What is the Scrum framework?

  • A product owner creates a prioritized wish list called a product backlog.
  • During sprint planning, the team pulls a small chunk of tasks from wish list and sprint backlog, and decides how to implement those tasks
  • The team has a certain amount of time — a sprint (usually one to four weeks) — to complete its work, but it meets each day to assess its progress (daily Scrum).
  • Along the way, the ScrumMaster keeps the team focused on its goal.
  • At the end of the sprint, the work should be potentially ready to hand to a customer or show to a stakeholder.
  • The sprint ends with a sprint review and retrospective.
  • As the next sprint begins, the team chooses another chunk of the product backlog and begins working again.

Scrum relies on a self-organising, cross-functional team. The issues that are decided by the team as a whole. The team is cross-functional so that everyone necessary to take a feature from an idea to implementation is involved. These teams are supported by two specific individuals: a Scrum Master and a product owner. The ScrumMaster can be thought of as a guide for the team, helping team members use the Scrum framework to perform to their highest level. The product owner represents the business, customers or users and guides the team towards building the right product.

Scrum projects make progress in a series of sprints, which are time boxed iterations no more than a month long. At the start of a sprint, team members commit to delivering a number of features that were listed on the project’s product backlog. At the end of the sprint, these features are done--they are coded, tested, and integrated into the evolving product or system. At the end of the sprint, a sprint review is conducted during which the team demonstrates the new functionality to the product owner and other interested stakeholders who provide feedback that could influence the next sprint.

What is Product Backlog?

The Product Backlog is the master list of all functionality desired in the product. When using Scrum, it is not necessary to start a project with a lengthy, upfront effort to document all requirements. Typically, a Scrum team and its product owner begin by writing down everything they can think of easily. This is almost always more than enough for a first sprint. The Product Backlog is then allowed to grow and change as more is learned about the product and its customers.

Product backlog items can be technical tasks or more user-centric. The product backlog, an agile process, can also be expressed in the form of user stories, a technique similar to Extreme Programming.

The product owner shows up at the sprint planning meeting with the prioritised product backlog and describes the top items to the team. The team then determines which items they can complete during the coming sprint. The team then moves items from the Product Backlog to the Sprint Backlog. In doing so they expand each Product Backlog item into one or more Sprint Backlog tasks so they can more effectively share work during the Sprint. Conceptually, the team starts at the top of the prioritised Product Backlog list and draws a line after the lowest, of the high priority items they feel they can complete.

What is Sprint Review?

At the end of each sprint, a sprint review meeting is held. During this meeting the Scrum team shows what they accomplished during the sprint. Typically this takes the form of a demo of the new features.

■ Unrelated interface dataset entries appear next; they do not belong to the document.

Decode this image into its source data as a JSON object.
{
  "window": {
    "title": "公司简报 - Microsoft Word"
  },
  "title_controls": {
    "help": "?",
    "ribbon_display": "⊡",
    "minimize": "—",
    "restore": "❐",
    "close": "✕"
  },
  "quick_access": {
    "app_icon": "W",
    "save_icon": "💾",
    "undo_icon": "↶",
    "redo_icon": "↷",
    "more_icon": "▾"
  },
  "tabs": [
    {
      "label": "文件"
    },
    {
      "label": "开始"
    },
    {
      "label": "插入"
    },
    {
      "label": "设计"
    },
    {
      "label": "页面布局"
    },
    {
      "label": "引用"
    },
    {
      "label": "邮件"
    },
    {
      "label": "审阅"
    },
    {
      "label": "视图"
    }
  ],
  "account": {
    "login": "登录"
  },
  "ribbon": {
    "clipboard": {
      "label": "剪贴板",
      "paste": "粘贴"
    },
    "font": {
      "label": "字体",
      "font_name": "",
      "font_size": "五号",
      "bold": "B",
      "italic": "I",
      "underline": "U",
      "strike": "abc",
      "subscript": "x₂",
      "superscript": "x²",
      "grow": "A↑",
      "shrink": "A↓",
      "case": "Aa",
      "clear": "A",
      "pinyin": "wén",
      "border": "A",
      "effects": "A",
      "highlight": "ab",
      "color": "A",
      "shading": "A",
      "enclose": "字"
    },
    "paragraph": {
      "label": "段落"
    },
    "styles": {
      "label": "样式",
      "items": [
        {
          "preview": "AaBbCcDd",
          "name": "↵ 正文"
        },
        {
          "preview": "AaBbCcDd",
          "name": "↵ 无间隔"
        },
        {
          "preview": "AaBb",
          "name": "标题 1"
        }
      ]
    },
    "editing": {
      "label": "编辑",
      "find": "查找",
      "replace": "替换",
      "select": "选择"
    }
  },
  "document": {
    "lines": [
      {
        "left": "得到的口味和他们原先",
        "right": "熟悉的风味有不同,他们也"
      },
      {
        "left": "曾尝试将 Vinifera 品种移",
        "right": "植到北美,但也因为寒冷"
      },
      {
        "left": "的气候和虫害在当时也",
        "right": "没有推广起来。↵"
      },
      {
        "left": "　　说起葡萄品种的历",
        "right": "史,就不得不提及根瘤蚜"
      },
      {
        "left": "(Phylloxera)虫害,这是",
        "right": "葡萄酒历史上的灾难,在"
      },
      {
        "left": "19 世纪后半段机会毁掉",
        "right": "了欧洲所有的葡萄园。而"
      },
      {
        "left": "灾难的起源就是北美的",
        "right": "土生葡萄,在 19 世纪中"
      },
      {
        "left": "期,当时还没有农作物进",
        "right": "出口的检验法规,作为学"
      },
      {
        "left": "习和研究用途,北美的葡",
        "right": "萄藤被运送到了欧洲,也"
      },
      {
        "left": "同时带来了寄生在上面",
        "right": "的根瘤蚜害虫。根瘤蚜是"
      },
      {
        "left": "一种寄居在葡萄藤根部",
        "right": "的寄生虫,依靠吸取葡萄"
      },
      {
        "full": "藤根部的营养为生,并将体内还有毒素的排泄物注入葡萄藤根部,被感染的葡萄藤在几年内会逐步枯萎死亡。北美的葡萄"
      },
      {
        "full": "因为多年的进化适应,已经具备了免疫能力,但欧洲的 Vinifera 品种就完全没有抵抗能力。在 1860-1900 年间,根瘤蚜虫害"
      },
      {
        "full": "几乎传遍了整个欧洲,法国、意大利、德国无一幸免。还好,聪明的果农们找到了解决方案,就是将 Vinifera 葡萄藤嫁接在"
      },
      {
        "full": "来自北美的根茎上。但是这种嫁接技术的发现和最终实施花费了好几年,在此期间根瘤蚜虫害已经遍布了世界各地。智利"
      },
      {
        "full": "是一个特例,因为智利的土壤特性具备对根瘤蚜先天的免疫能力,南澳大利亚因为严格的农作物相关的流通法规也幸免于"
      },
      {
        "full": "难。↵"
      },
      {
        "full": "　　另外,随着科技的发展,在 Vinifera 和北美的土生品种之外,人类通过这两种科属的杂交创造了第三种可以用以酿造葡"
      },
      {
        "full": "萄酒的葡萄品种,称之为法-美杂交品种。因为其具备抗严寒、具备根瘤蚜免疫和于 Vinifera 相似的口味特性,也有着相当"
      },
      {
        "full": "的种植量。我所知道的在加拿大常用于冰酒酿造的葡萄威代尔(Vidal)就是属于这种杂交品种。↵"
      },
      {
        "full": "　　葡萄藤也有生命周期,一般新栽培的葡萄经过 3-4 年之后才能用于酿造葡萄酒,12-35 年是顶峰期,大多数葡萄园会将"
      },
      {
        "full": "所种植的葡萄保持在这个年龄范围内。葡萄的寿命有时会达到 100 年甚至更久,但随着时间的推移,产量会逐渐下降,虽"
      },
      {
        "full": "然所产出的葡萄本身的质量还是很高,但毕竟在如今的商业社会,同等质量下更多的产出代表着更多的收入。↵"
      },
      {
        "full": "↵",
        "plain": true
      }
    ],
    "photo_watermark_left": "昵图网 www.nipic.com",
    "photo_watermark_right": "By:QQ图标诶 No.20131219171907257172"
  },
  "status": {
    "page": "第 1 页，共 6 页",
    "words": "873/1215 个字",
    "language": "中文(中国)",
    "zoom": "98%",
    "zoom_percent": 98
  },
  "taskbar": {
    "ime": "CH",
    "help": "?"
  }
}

The sprint review meeting is intentionally kept very informal, typically with rules forbidding the use of PowerPoint slides and allowing no more than two hours of preparation time for the meeting. A sprint review meeting should not become a distraction or significant detour for the team; rather, it should be a natural result of the sprint.

How does SCRUM Methodology benefit the web industry?

  • Agile scrum helps the company in saving time and money.The overhead costs in terms of process and management is minimal.
  • Scrum methodology develops mutual trust within members of the team.
  • Scrum methodology is very useful where the business requirements documentation is hard to quantify at the beginning of the project
  • It is a controlled method which insists on frequent updating of the progress in work through regular meetings.
  • Due to short sprints and constant feedback, it becomes easier to cope with the changes and hence easier to deliver a quality product in a scheduled time frame.
  • Daily meetings make it possible to measure individual productivity and hence the productivity of the team.
  • Issues are identified well in advance through the daily meetings and there is clear visibility of the project development.